Isthmus Eye Care | Middleton and Madison, Wisconsin | Eye Care - Isthmus Eye Care

MIDDLETON: 608.831.3366 | MADISON: 608.249.5548

Make a Payment Make an Appointment

Isthmus Eye Care Blog: Our Mission: Your Vision

Eye Safety and Swimming

Eye Safety and Swimming

Before diving into the pool this summer, make sure you’re aware of the eye safety facts.

What can we do to protect our eyes while we cool off in the pool or have a swim in a lake? What are we protecting our eyes from anyway?

Eye Irritants in the Water

If you’ve ever felt a burning, stinging sensation after opening your eyes underwater at a public pool, then you’ve felt the burn of chloramine. This is a compound that forms when chlorine reacts with contaminants like dirt, oils, and urine. It sounds pretty gross, but chlorine is great at killing harmful bacteria so that the water is safe to swim in. Chloramine only causes mild, temporary irritation to the eyes in most cases. Poor pH balance in the pool can also cause irritation.

Don’t Forget Your Goggles

An easy way to skip the sting is to wear goggles while swimming! Choose a pair that fits properly so that it can form a good seal over your eyes. If you wear glasses or contacts, you could even get fancy and go for a pair of prescription goggles to help you enjoy the underwater view!

Leave Those Contact Lenses at Home

We know what you’re thinking: why not just wear normal goggles over my contacts instead of buying prescription goggles? As logical as that solution might seem, it does come with risks. Chlorine kills most of the microorganisms in water, but it doesn’t get them all. The ones that are left still shouldn’t be a problem. However, when you wear contact lenses while swimming, they act as Petri dishes for these microorganisms, which need a warm, moist environment to multiply.
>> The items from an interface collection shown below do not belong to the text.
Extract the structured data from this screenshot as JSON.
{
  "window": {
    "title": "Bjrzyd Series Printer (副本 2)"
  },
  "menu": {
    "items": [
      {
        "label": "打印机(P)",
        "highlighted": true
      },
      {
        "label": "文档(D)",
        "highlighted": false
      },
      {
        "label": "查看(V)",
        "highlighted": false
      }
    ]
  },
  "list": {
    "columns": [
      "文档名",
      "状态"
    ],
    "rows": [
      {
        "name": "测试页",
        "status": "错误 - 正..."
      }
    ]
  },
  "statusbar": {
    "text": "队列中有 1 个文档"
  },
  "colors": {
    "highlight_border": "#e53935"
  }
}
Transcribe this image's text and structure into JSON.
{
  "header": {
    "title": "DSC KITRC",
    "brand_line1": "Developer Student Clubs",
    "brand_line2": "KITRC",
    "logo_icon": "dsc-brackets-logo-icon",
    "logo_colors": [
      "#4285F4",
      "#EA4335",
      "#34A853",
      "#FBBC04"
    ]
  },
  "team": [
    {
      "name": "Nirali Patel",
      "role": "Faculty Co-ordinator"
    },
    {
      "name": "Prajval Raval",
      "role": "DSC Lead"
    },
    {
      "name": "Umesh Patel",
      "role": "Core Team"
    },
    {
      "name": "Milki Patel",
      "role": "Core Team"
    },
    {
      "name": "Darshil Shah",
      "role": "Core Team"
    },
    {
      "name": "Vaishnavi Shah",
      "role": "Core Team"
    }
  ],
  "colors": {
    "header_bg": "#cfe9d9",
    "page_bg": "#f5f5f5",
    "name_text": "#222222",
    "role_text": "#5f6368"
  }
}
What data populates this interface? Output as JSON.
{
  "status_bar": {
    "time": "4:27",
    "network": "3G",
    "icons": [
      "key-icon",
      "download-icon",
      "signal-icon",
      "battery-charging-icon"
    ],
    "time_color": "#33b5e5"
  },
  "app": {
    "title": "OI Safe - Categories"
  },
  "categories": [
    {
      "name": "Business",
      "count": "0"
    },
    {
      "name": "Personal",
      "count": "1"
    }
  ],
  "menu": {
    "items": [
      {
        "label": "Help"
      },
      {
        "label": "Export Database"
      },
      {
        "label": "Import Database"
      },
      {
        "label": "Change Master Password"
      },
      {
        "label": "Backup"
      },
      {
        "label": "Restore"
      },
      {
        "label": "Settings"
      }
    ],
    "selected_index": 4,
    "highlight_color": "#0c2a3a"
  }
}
One such microorganism is acanthamoeba, which lives in just about every body of water on the planet. We don’t really need to worry about these microscopic critters most of the time, but wearing contact lenses while swimming can lead to acanthamoeba keratitis, which can do serious damage to the cornea and even cause permanent blindness.

Aside from the risk from microorganisms, contacts simply aren’t designed for use underwater. They could fall out and get lost, or they could shrink and tighten around the cornea, causing irritation. We recommend leaving the contacts behind and sticking to glasses and goggles whenever you’re at the pool or participating in other water activities.

Enjoy the water and keep your eyes safe!

Make an Appointment